Smaller, Convenient Clinics Coming:
Western New York public health directors urge residents in rural communities to get vaccinated
What began in many communities as a race to get COVID vaccine appointments has now started to slow down, according to public health directors across Western New York, who believe there are several reasons for this.
"We are noticing that there is now a lag time in which residents are going after these appointments, so we're noticing that there is some form of hesitancy going on within the community," said Kevin Watkins, the Cattaraugus County public health director.
Added Christine Schuyler, the Chautauqua County public health director: "Many people who have really wanted to get vaccinated have now been vaccinated. There are others who may be having some difficulty getting into the clinics or registering online, so we're coming up with alternate methods for them to be able to sign up and learn about our clinics."
Both Schuyler and Watkins told [Buffalo TV] "2 On Your Side" that it may be time to shift their approach from mass vaccination clinics to smaller sites. "We'll be having smaller satellite clinics in other more remote areas to encourage those who have not gotten vaccinated yet to get vaccinated," Schuyler said.

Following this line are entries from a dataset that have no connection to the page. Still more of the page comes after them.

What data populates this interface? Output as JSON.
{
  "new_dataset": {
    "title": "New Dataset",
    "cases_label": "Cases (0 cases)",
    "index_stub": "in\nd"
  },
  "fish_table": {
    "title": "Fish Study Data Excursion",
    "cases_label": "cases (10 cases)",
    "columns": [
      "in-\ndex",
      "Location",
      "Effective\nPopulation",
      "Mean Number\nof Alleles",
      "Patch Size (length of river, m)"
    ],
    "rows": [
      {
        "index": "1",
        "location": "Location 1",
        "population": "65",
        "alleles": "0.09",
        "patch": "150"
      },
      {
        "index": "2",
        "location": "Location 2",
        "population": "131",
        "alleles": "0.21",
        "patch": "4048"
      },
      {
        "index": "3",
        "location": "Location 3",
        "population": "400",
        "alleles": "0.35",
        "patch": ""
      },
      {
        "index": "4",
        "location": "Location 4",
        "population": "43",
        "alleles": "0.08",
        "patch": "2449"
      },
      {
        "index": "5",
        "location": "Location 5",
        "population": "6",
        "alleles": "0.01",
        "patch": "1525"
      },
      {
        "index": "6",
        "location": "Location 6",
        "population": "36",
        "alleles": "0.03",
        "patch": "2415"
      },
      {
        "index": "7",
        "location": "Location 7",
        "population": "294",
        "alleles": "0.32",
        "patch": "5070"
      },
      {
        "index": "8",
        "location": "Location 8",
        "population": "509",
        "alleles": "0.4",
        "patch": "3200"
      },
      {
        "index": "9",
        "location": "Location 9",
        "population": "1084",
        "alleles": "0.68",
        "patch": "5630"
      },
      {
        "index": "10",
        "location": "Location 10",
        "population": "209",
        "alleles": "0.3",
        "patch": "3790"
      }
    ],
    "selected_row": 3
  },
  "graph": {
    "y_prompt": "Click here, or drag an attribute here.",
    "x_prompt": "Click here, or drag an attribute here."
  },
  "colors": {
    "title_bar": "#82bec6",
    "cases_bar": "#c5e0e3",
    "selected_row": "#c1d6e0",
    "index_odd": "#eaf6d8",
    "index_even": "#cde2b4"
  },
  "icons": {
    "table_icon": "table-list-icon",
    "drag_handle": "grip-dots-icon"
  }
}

Added Watkins: "We're going to have to downsize those large mass vaccination clinics that you might have seen in the past, and we're going [to] have to open up smaller clinics. Like, maybe some of the projects or apartment complexes that individuals of low income may not have had transportation means to get to a mass vaccination clinic. We may even have to go into smaller venues like barber shops and salons and grocery stores. Whatever we can do in order to reach a population that has not been vaccinated." They agreed education remains a top priority while combatting misinformation about the vaccines online.
"We know that it's important to reach out to those who have various cultural beliefs, as well as those who have read conflicting data, especially on social media, so that people can be educated on the true science here," Schuyler said. Schuyler told 2 On Your Side they're continuing to make adjustments to make getting vaccinated easier, especially in rural communities.
Modifications include now being able to schedule appointments by phone rather than solely online, and soon offering walk-in clinics.
"People want to return to some sort of a normal life and vaccination really is key to seeing that happen," said Schuyler.